[DLIT] (9-12) 9 :
3) Differentiate between a generalized expression of an algorithm in pseudocode and its concrete implementation in a programming language.
a. Explain that some algorithms do not lead to exact solutions in a reasonable amount of time and thus approximations are acceptable.
b. Compare and contrast the difference between specific control structures such as sequential statements, conditional, iteration, and explain the benefits and drawbacks of choices made.
Examples: Tradeoffs involving implementation, readability, and program performance.
c. Distinguish when a problem solution requires decisions to be made among alternatives, such as selection constructs, or when a solution needs to be iteratively processed to arrive at a result, such as iterative 'loop' constructs or recursion.
d. Evaluate and select algorithms based on performance, reusability, and ease of implementation.
e. Explain how more than one algorithm may solve the same problem and yet be characterized with different priorities.
Examples: All self-driving cars have a common goal of taking a passenger to a designation but may have different priorities such as safety, speed, or conservation; web search engines have their own algorithms for search with their own priorities.

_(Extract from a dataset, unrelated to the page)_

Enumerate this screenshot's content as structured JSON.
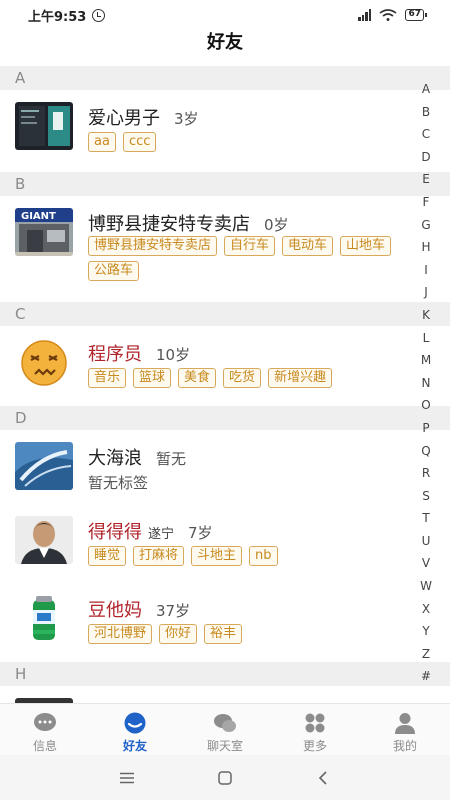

[DLIT] (9-12) 45 :
39) Identify a problem that cannot be solved by either humans or machines alone and discuss a solution for it by decomposing the task into sub-problems suited for a human or machine to accomplish.
Examples: Forecasting weather, piloting airplanes.